Then when Beverley discovered that Simon had been cheating on her five years into their relationship, it was the wake-up call she needed.
“I felt like he was my one last hope of having a family,” she says. “But it was all a pack of lies. I knew then I had to make a dramatic change to my life.”
After losing 12 years of her life to alcoholism, Beverley knew it would be difficult to turn her life around.
So in a bid to make a fresh start, she returned home to Montrose and moved back in with her mum.
She says: “I needed to get away from the party lifestyle. I needed my mum.”
Once back in Montrose, Beverley cut her boozy pals from her life and began her bid for a new life.
“Back at home I made a good circle of friends. They gave me the strength to quit my extreme binge drinking.”
The process of getting clean was tough and she relied on her family and friends as she went cold turkey. “It was the hardest thing I had to do,” says Beverley. “I’d just been getting to a point of physical dependency and combined with my shakes I was in a terrible state. Luckily with my amazing mum by my side I pulled through. I couldn’t have done this without my family.”
She says: “I’d always tried not to think about my early menopause diagnosis. I couldn’t talk about it – I’d just drink to forget about it.
“But now I feel able to talk openly about it. There’s no shame in admitting how badly it affected me.
“I’m still devastated about it, of course, but I’ve been approved to receive counselling and I can finally see the light at the end of the tunnel.
“I’m still living with Mum, but hopefully I’ll be strong enough to find my own place soon.” Luckily Beverley’s drinking has had no impact on her long term health, but she was diagnosed with osteoporosis aged 33, because of her early menopause.

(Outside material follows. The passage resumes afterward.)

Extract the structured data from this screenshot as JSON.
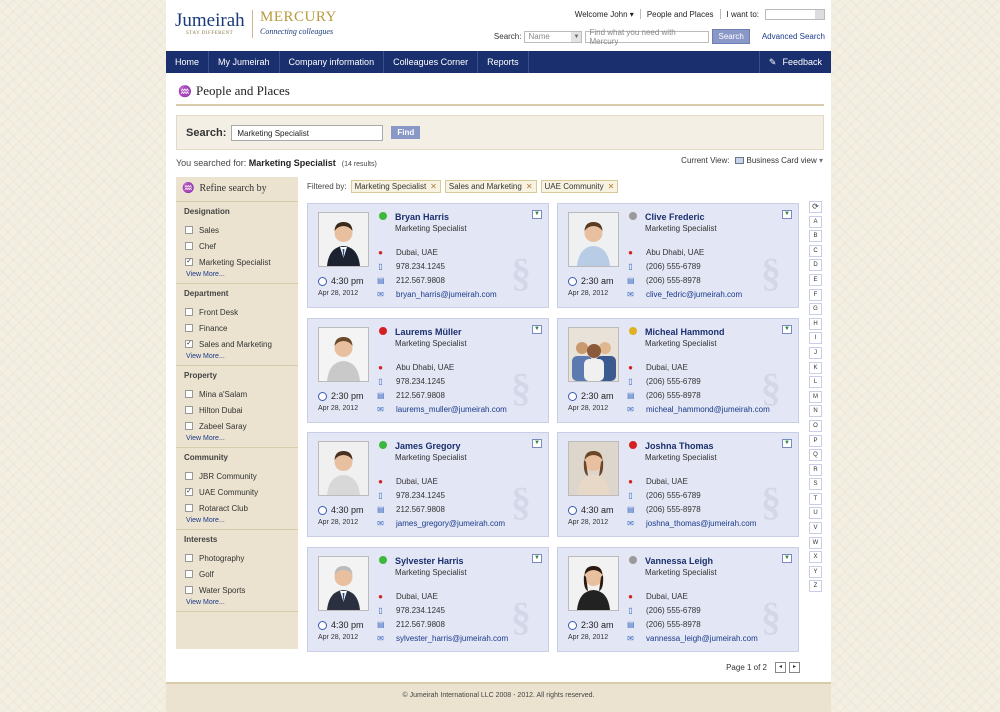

Now, having been clean for three years, Beverley is concentrating on keeping fit and healthy and has completed a mentoring course for vulnerable young people.
She hopes to use her experiences in a positive way and help other young women.
She says: “I’d love to become a mum and I’d look into IVF or adoption if I met the right man but I’m happy as I am and I’ve come to terms with my condition.
Right now I’m just taking every day one step at a time and trying to stay positive.”
*Simon’s name has been changed